TASK DIRECTIONS >> Would you repeat the listing below verbatim and drop the images?

= = = = = = =

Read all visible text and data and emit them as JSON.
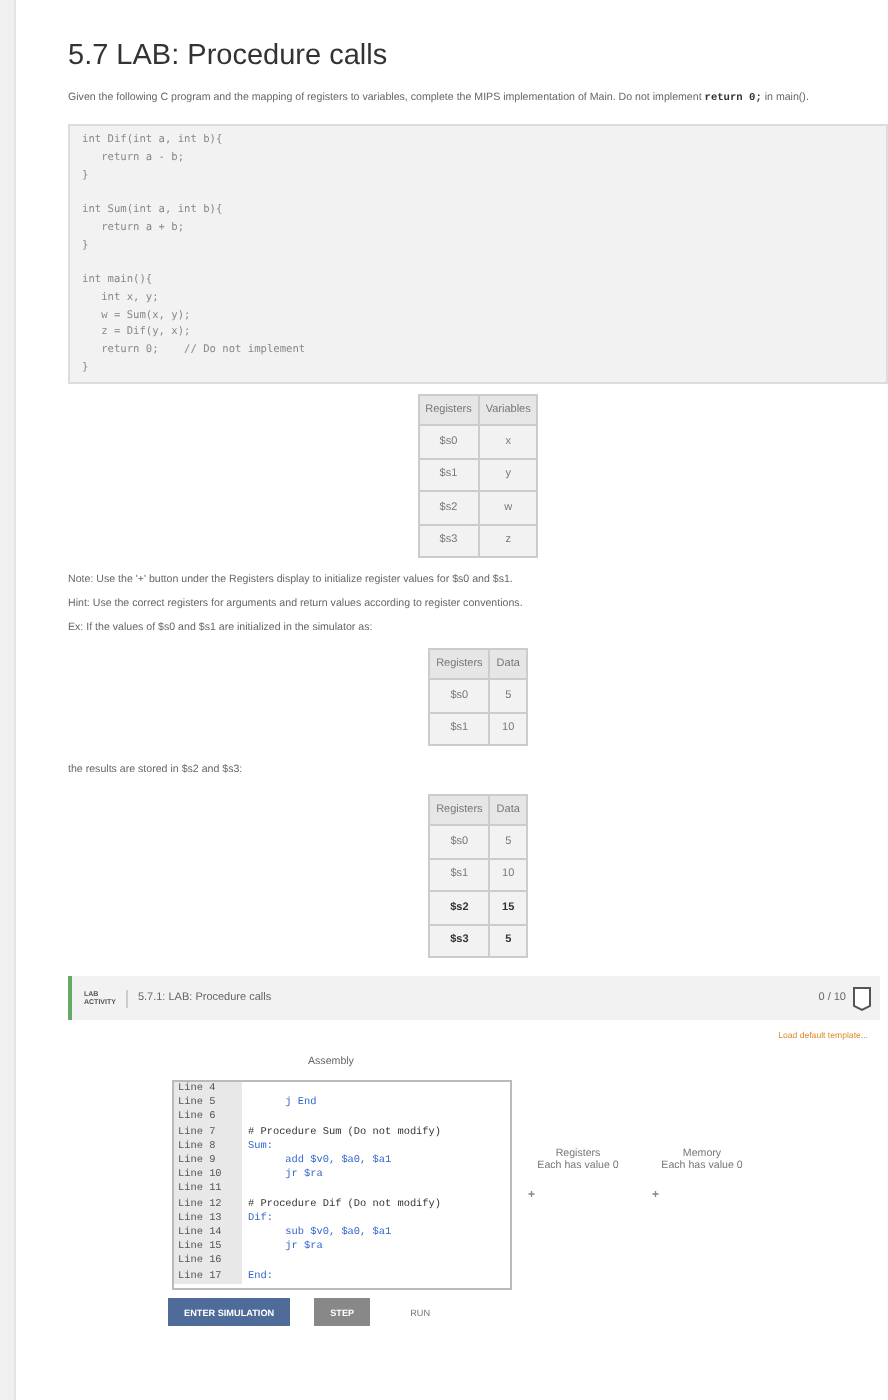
{
  "title": "5.7 LAB: Procedure calls",
  "description": {
    "text": "Given the following C program and the mapping of registers to variables, complete the MIPS implementation of Main. Do not implement",
    "code": "return 0;",
    "suffix": "in main()."
  },
  "code_block": [
    [
      "int Dif(int a, int b){",
      "   return a - b;",
      "}"
    ],
    [
      "int Sum(int a, int b){",
      "   return a + b;",
      "}"
    ],
    [
      "int main(){",
      "   int x, y;",
      "   w = Sum(x, y);",
      "   z = Dif(y, x);",
      "   return 0;    // Do not implement",
      "}"
    ]
  ],
  "mapping_table": {
    "columns": [
      "Registers",
      "Variables"
    ],
    "rows": [
      {
        "cells": [
          "$s0",
          "x"
        ],
        "highlighted": false
      },
      {
        "cells": [
          "$s1",
          "y"
        ],
        "highlighted": false
      },
      {
        "cells": [
          "$s2",
          "w"
        ],
        "highlighted": false
      },
      {
        "cells": [
          "$s3",
          "z"
        ],
        "highlighted": false
      }
    ]
  },
  "notes": [
    "Note: Use the '+' button under the Registers display to initialize register values for $s0 and $s1.",
    "Hint: Use the correct registers for arguments and return values according to register conventions.",
    "Ex: If the values of $s0 and $s1 are initialized in the simulator as:"
  ],
  "input_table": {
    "columns": [
      "Registers",
      "Data"
    ],
    "rows": [
      {
        "cells": [
          "$s0",
          "5"
        ],
        "highlighted": false
      },
      {
        "cells": [
          "$s1",
          "10"
        ],
        "highlighted": false
      }
    ]
  },
  "results_text": "the results are stored in $s2 and $s3:",
  "result_table": {
    "columns": [
      "Registers",
      "Data"
    ],
    "rows": [
      {
        "cells": [
          "$s0",
          "5"
        ],
        "highlighted": false
      },
      {
        "cells": [
          "$s1",
          "10"
        ],
        "highlighted": false
      },
      {
        "cells": [
          "$s2",
          "15"
        ],
        "highlighted": true
      },
      {
        "cells": [
          "$s3",
          "5"
        ],
        "highlighted": true
      }
    ]
  },
  "lab_activity": {
    "badge": [
      "LAB",
      "ACTIVITY"
    ],
    "title": "5.7.1: LAB: Procedure calls",
    "score": "0 / 10"
  },
  "load_template": "Load default template...",
  "editor": {
    "heading": "Assembly",
    "lines": [
      {
        "number": "Line 4",
        "kind": "blank"
      },
      {
        "number": "Line 5",
        "code": "      j End",
        "kind": "instruction"
      },
      {
        "number": "Line 6",
        "kind": "blank"
      },
      {
        "number": "Line 7",
        "code": "# Procedure Sum (Do not modify)",
        "kind": "comment"
      },
      {
        "number": "Line 8",
        "code": "Sum:",
        "kind": "label"
      },
      {
        "number": "Line 9",
        "code": "      add $v0, $a0, $a1",
        "kind": "instruction"
      },
      {
        "number": "Line 10",
        "code": "      jr $ra",
        "kind": "instruction"
      },
      {
        "number": "Line 11",
        "kind": "blank"
      },
      {
        "number": "Line 12",
        "code": "# Procedure Dif (Do not modify)",
        "kind": "comment"
      },
      {
        "number": "Line 13",
        "code": "Dif:",
        "kind": "label"
      },
      {
        "number": "Line 14",
        "code": "      sub $v0, $a0, $a1",
        "kind": "instruction"
      },
      {
        "number": "Line 15",
        "code": "      jr $ra",
        "kind": "instruction"
      },
      {
        "number": "Line 16",
        "kind": "blank"
      },
      {
        "number": "Line 17",
        "code": "End:",
        "kind": "label"
      }
    ]
  },
  "panels": [
    {
      "title": "Registers",
      "note": "Each has value 0",
      "add": "+"
    },
    {
      "title": "Memory",
      "note": "Each has value 0",
      "add": "+"
    }
  ],
  "buttons": [
    {
      "label": "ENTER SIMULATION",
      "kind": "primary"
    },
    {
      "label": "STEP",
      "kind": "secondary"
    },
    {
      "label": "RUN",
      "kind": "plain"
    }
  ]
}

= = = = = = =

ANSWER >>
Read all visible text and data and emit them as JSON.
{
  "title": "5.7 LAB: Procedure calls",
  "description": {
    "text": "Given the following C program and the mapping of registers to variables, complete the MIPS implementation of Main. Do not implement",
    "code": "return 0;",
    "suffix": "in main()."
  },
  "code_block": [
    [
      "int Dif(int a, int b){",
      "   return a - b;",
      "}"
    ],
    [
      "int Sum(int a, int b){",
      "   return a + b;",
      "}"
    ],
    [
      "int main(){",
      "   int x, y;",
      "   w = Sum(x, y);",
      "   z = Dif(y, x);",
      "   return 0;    // Do not implement",
      "}"
    ]
  ],
  "mapping_table": {
    "columns": [
      "Registers",
      "Variables"
    ],
    "rows": [
      {
        "cells": [
          "$s0",
          "x"
        ],
        "highlighted": false
      },
      {
        "cells": [
          "$s1",
          "y"
        ],
        "highlighted": false
      },
      {
        "cells": [
          "$s2",
          "w"
        ],
        "highlighted": false
      },
      {
        "cells": [
          "$s3",
          "z"
        ],
        "highlighted": false
      }
    ]
  },
  "notes": [
    "Note: Use the '+' button under the Registers display to initialize register values for $s0 and $s1.",
    "Hint: Use the correct registers for arguments and return values according to register conventions.",
    "Ex: If the values of $s0 and $s1 are initialized in the simulator as:"
  ],
  "input_table": {
    "columns": [
      "Registers",
      "Data"
    ],
    "rows": [
      {
        "cells": [
          "$s0",
          "5"
        ],
        "highlighted": false
      },
      {
        "cells": [
          "$s1",
          "10"
        ],
        "highlighted": false
      }
    ]
  },
  "results_text": "the results are stored in $s2 and $s3:",
  "result_table": {
    "columns": [
      "Registers",
      "Data"
    ],
    "rows": [
      {
        "cells": [
          "$s0",
          "5"
        ],
        "highlighted": false
      },
      {
        "cells": [
          "$s1",
          "10"
        ],
        "highlighted": false
      },
      {
        "cells": [
          "$s2",
          "15"
        ],
        "highlighted": true
      },
      {
        "cells": [
          "$s3",
          "5"
        ],
        "highlighted": true
      }
    ]
  },
  "lab_activity": {
    "badge": [
      "LAB",
      "ACTIVITY"
    ],
    "title": "5.7.1: LAB: Procedure calls",
    "score": "0 / 10"
  },
  "load_template": "Load default template...",
  "editor": {
    "heading": "Assembly",
    "lines": [
      {
        "number": "Line 4",
        "kind": "blank"
      },
      {
        "number": "Line 5",
        "code": "      j End",
        "kind": "instruction"
      },
      {
        "number": "Line 6",
        "kind": "blank"
      },
      {
        "number": "Line 7",
        "code": "# Procedure Sum (Do not modify)",
        "kind": "comment"
      },
      {
        "number": "Line 8",
        "code": "Sum:",
        "kind": "label"
      },
      {
        "number": "Line 9",
        "code": "      add $v0, $a0, $a1",
        "kind": "instruction"
      },
      {
        "number": "Line 10",
        "code": "      jr $ra",
        "kind": "instruction"
      },
      {
        "number": "Line 11",
        "kind": "blank"
      },
      {
        "number": "Line 12",
        "code": "# Procedure Dif (Do not modify)",
        "kind": "comment"
      },
      {
        "number": "Line 13",
        "code": "Dif:",
        "kind": "label"
      },
      {
        "number": "Line 14",
        "code": "      sub $v0, $a0, $a1",
        "kind": "instruction"
      },
      {
        "number": "Line 15",
        "code": "      jr $ra",
        "kind": "instruction"
      },
      {
        "number": "Line 16",
        "kind": "blank"
      },
      {
        "number": "Line 17",
        "code": "End:",
        "kind": "label"
      }
    ]
  },
  "panels": [
    {
      "title": "Registers",
      "note": "Each has value 0",
      "add": "+"
    },
    {
      "title": "Memory",
      "note": "Each has value 0",
      "add": "+"
    }
  ],
  "buttons": [
    {
      "label": "ENTER SIMULATION",
      "kind": "primary"
    },
    {
      "label": "STEP",
      "kind": "secondary"
    },
    {
      "label": "RUN",
      "kind": "plain"
    }
  ]
}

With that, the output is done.